Dusk. That’s what it’s all about, baby. Any point in the year but especially during autumn, when the dark comes a little earlier, the trees start painting pictures and the little breezes begin to nip at the nape of your neck. That’s the ticket. That’s the stuff.
Up here in the summer it can be light for 15, 20 hours a day. In the winter, it will be black skies on your way to and from work. Right now, though, is that sweet spot where I can walk home from work, and cross the bridge and look over…
Oh, darlin’, the way those colors fall asleep in front of the mirror that is the bay, draping themselves over the shoulders of the mountain just beyond it. Tangerines into citrines, emeralds into aquamarine, oceans into ebony, and there – just beyond that canopy – you can see those starry eyes just opening, just coming awake for the artist’s hours.
Last night I looked down on the stream coursing beneath me. No fishers disturbed its steady path. No fish broker it’s surface. It bubbled and burbled and ran on, serene under the last heavy breaths of day, an excerpt of perfect naturalism away from the noise and metal drudgery of the downtown that existed just a short distance nearby.
On my way home, the port sits to the left of me. At dusk, a handful of solitary cars pull away to head home, their headlights breaking through the pale most of September evening. The shipping containers look lonely out there as the darkness gradually envelops them, and warehouses that look long abandoned sit like haunted sentinels with halogen lights casting sickly glows across the rocks.
I want to break into one so bad, but I never have time except my days off and I’ve got too many things to do, and I’m lazy, and also that’s illegal.
To my right is what appears to be the train repair station. It opens up at night and locomotives and cabooses and whatever those middle parts are called (I think they’re just cars?) chugga-chug lazily along the tracks until they’re between the walls, under the roof and sidled up next to a platform. I can hear the rough but unclear voices of the engineers as they call instructions to each other. Or maybe they’re just shooting the breeze while they work and sparks fly out and skitter across the ground.

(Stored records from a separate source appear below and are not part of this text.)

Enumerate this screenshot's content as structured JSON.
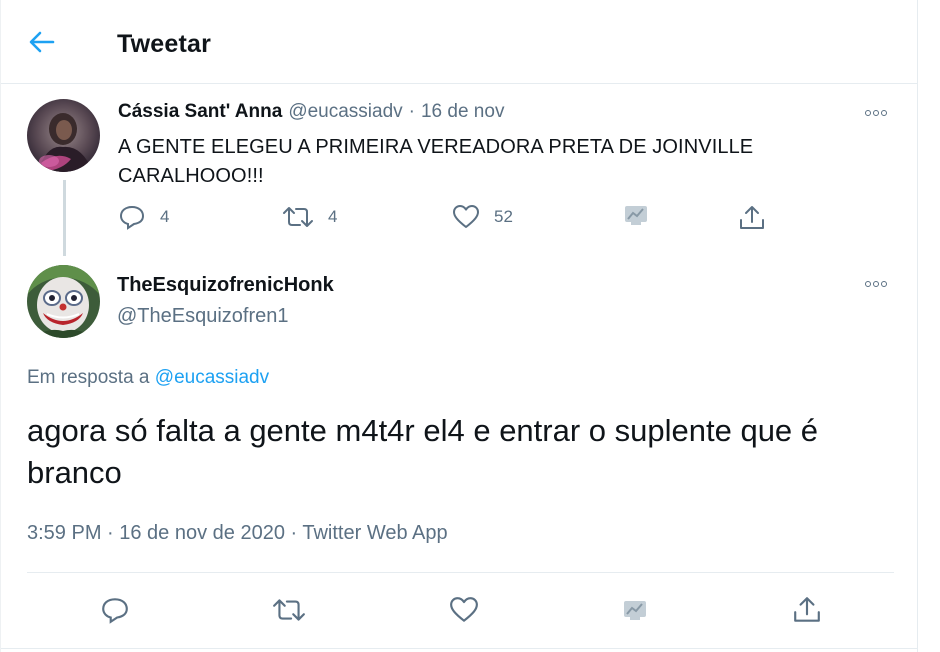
{
  "header": {
    "title": "Tweetar",
    "back_icon": "arrow-left-icon"
  },
  "colors": {
    "accent": "#1da1f2",
    "secondary_text": "#5b7083",
    "primary_text": "#0f1419",
    "divider": "#e6ecf0"
  },
  "parent_tweet": {
    "name": "Cássia Sant' Anna",
    "handle": "@eucassiadv",
    "separator": "·",
    "date": "16 de nov",
    "text": "A GENTE ELEGEU A PRIMEIRA VEREADORA PRETA DE JOINVILLE CARALHOOO!!!",
    "replies": "4",
    "retweets": "4",
    "likes": "52"
  },
  "reply_tweet": {
    "name": "TheEsquizofrenicHonk",
    "handle": "@TheEsquizofren1",
    "reply_prefix": "Em resposta a",
    "reply_mention": "@eucassiadv",
    "text": "agora só falta a gente m4t4r el4 e entrar o suplente que é branco",
    "timestamp": "3:59 PM · 16 de nov de 2020 · Twitter Web App"
  }
}
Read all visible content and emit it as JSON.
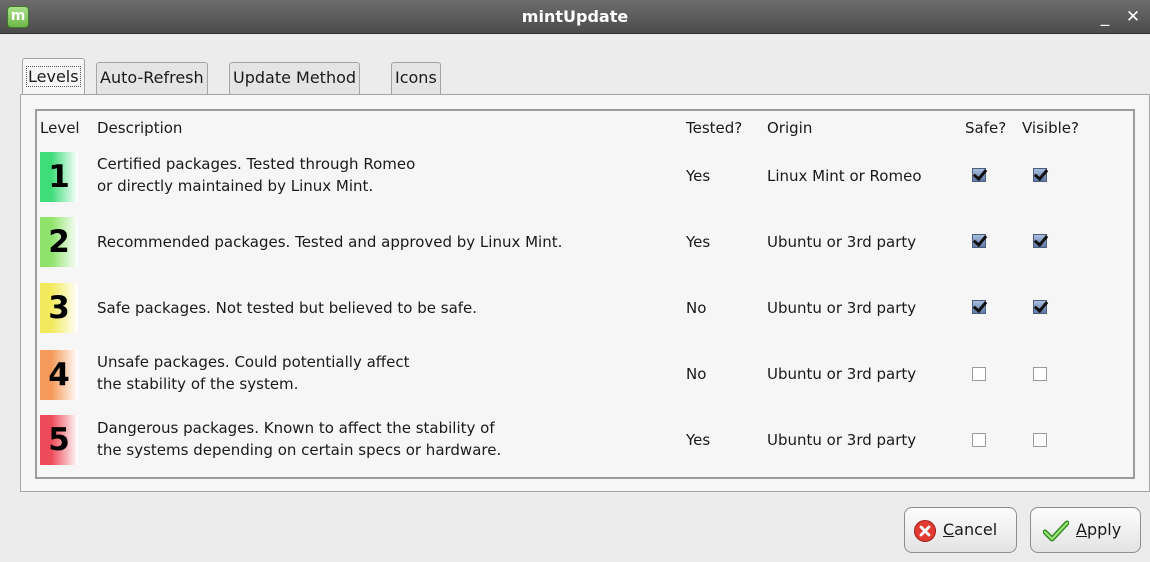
{
  "window": {
    "title": "mintUpdate"
  },
  "tabs": [
    {
      "label": "Levels"
    },
    {
      "label": "Auto-Refresh"
    },
    {
      "label": "Update Method"
    },
    {
      "label": "Icons"
    }
  ],
  "table": {
    "headers": {
      "level": "Level",
      "description": "Description",
      "tested": "Tested?",
      "origin": "Origin",
      "safe": "Safe?",
      "visible": "Visible?"
    },
    "rows": [
      {
        "level": "1",
        "color": "#3fdc7a",
        "desc1": "Certified packages. Tested through Romeo",
        "desc2": "or directly maintained by Linux Mint.",
        "tested": "Yes",
        "origin": "Linux Mint or Romeo",
        "safe": true,
        "visible": true
      },
      {
        "level": "2",
        "color": "#8fe36b",
        "desc1": "Recommended packages. Tested and approved by Linux Mint.",
        "desc2": "",
        "tested": "Yes",
        "origin": "Ubuntu or 3rd party",
        "safe": true,
        "visible": true
      },
      {
        "level": "3",
        "color": "#f2ea5c",
        "desc1": "Safe packages. Not tested but believed to be safe.",
        "desc2": "",
        "tested": "No",
        "origin": "Ubuntu or 3rd party",
        "safe": true,
        "visible": true
      },
      {
        "level": "4",
        "color": "#f59a5a",
        "desc1": "Unsafe packages. Could potentially affect",
        "desc2": "the stability of the system.",
        "tested": "No",
        "origin": "Ubuntu or 3rd party",
        "safe": false,
        "visible": false
      },
      {
        "level": "5",
        "color": "#ee4b5a",
        "desc1": "Dangerous packages. Known to affect the stability of",
        "desc2": "the  systems depending on certain specs or hardware.",
        "tested": "Yes",
        "origin": "Ubuntu or 3rd party",
        "safe": false,
        "visible": false
      }
    ]
  },
  "buttons": {
    "cancel_mnemonic": "C",
    "cancel_rest": "ancel",
    "apply_mnemonic": "A",
    "apply_rest": "pply"
  }
}
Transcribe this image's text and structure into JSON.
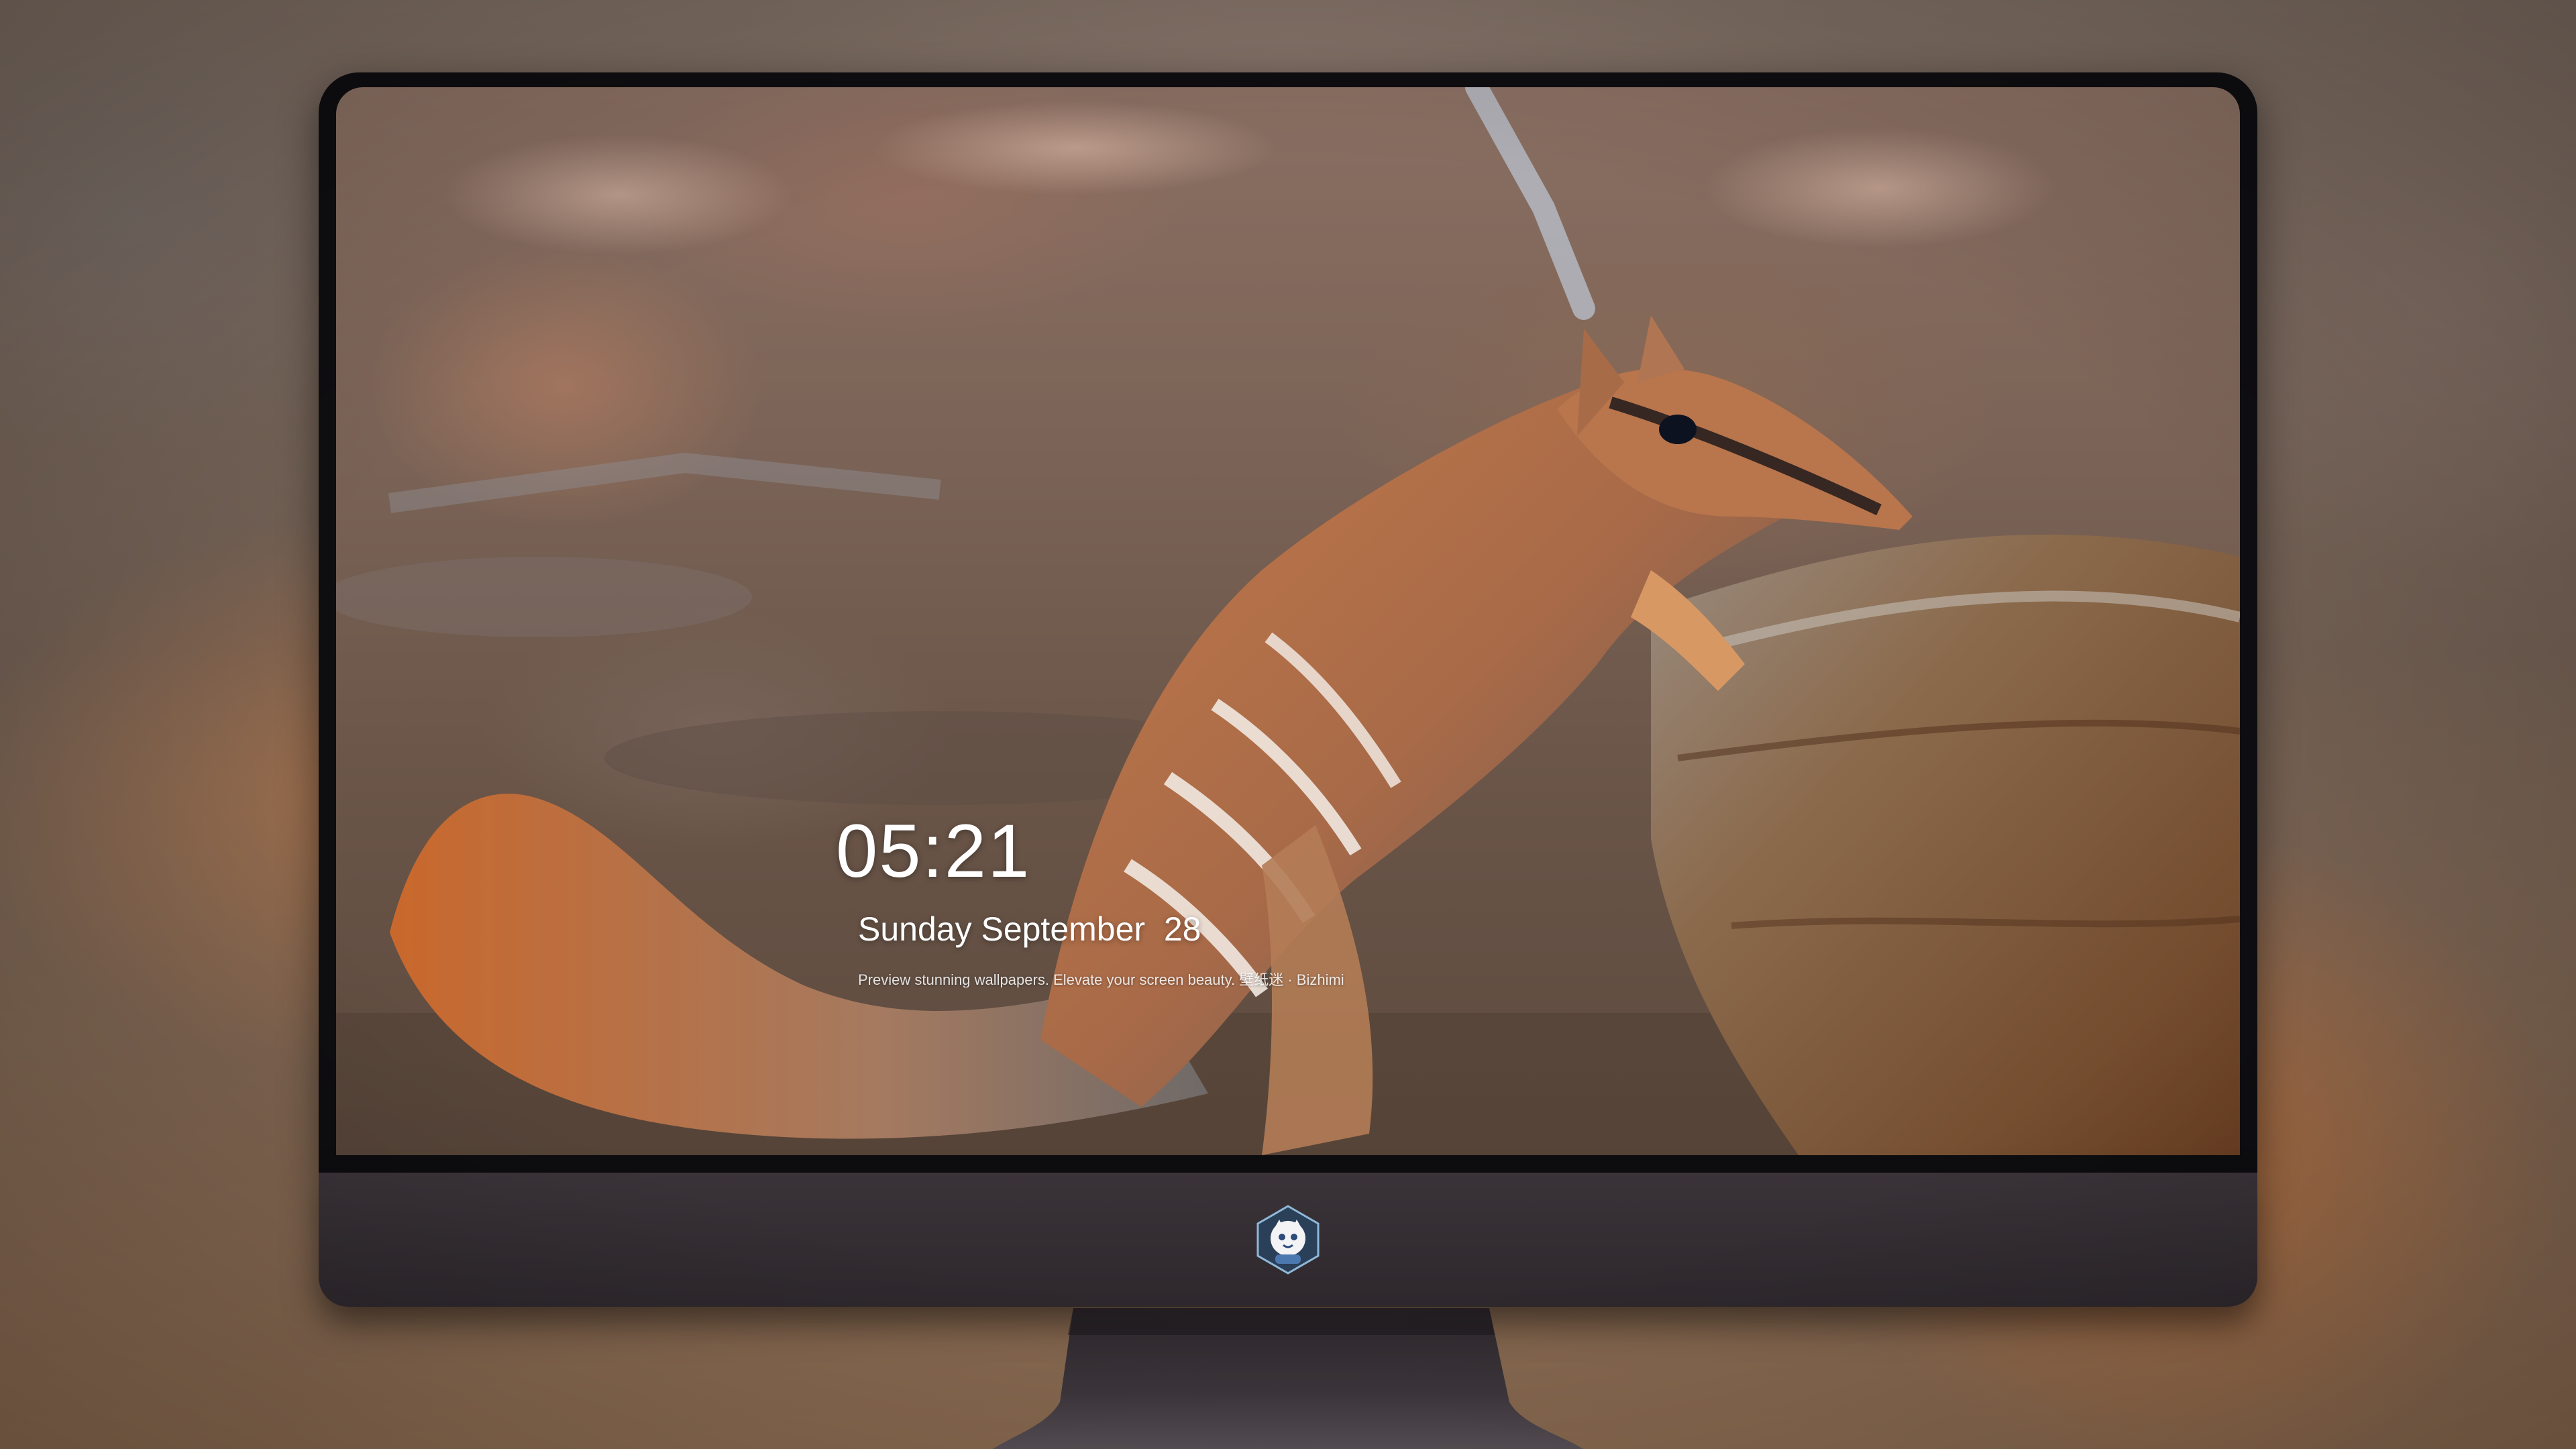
{
  "lock_screen": {
    "time": "05:21",
    "date": "Sunday September  28",
    "caption": "Preview stunning wallpapers. Elevate your screen beauty. 壁纸迷 · Bizhimi"
  },
  "dock": {
    "apps": [
      {
        "name": "messages-icon",
        "color": "#34c759"
      },
      {
        "name": "weather-icon",
        "color": "#2f8cf0"
      },
      {
        "name": "clock-icon",
        "color": "#1c1c1e"
      },
      {
        "name": "preview-icon",
        "color": "#f2b233"
      },
      {
        "name": "clips-icon",
        "color": "#5ac8fa"
      },
      {
        "name": "notes-icon",
        "color": "#ffd43b"
      },
      {
        "name": "photo-booth-icon",
        "color": "#ffffff"
      },
      {
        "name": "music-icon",
        "color": "#fc3c8d"
      },
      {
        "name": "app-store-icon",
        "color": "#1e90ff"
      },
      {
        "name": "screenshot-icon",
        "color": "#8e8e93"
      }
    ]
  },
  "monitor": {
    "logo": "mascot-logo-icon"
  }
}
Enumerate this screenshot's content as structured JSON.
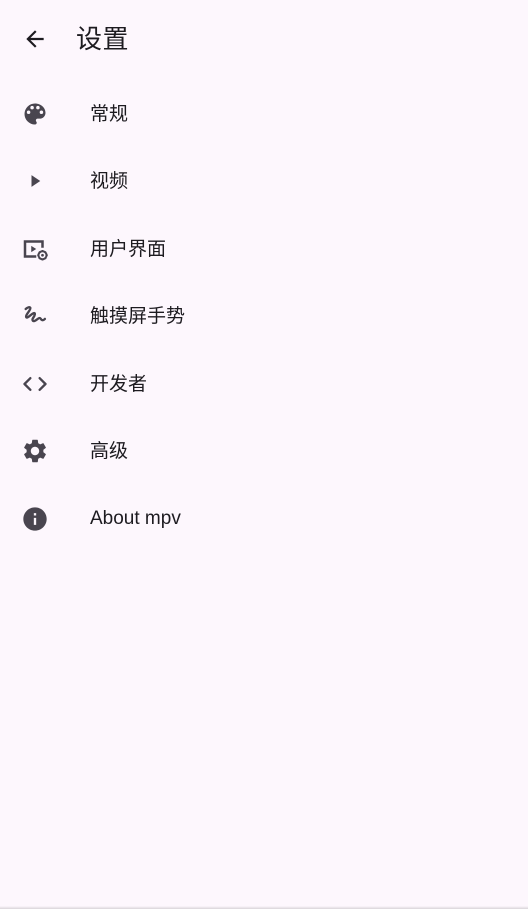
{
  "appbar": {
    "title": "设置",
    "back_icon": "arrow-back-icon"
  },
  "colors": {
    "background": "#fdf7fd",
    "text": "#1d1b20",
    "icon": "#49454f"
  },
  "menu": {
    "items": [
      {
        "label": "常规",
        "icon": "palette-icon"
      },
      {
        "label": "视频",
        "icon": "play-arrow-icon"
      },
      {
        "label": "用户界面",
        "icon": "video-settings-icon"
      },
      {
        "label": "触摸屏手势",
        "icon": "gesture-icon"
      },
      {
        "label": "开发者",
        "icon": "code-icon"
      },
      {
        "label": "高级",
        "icon": "settings-gear-icon"
      },
      {
        "label": "About mpv",
        "icon": "info-icon"
      }
    ]
  }
}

I round the bend and enter was stretch of road where there are no steady lamps to guide my journey. Just leaning trees on one side – leaves changing clothes into something more vibrant – and reliable pavement on the other, trembling under the occasional vehicle lumbering past. The breeze was on my back last night, a cool, coaxing push that led me upwards. I relied on familiarity to guide my feet up until I found the pale white light of the gas station parking lot and the final vestiges of sunlight sank down behind the horizon.
Then I was home. Then the euphoria slowly faded.
Dusk, baby. That’s what it’s all about.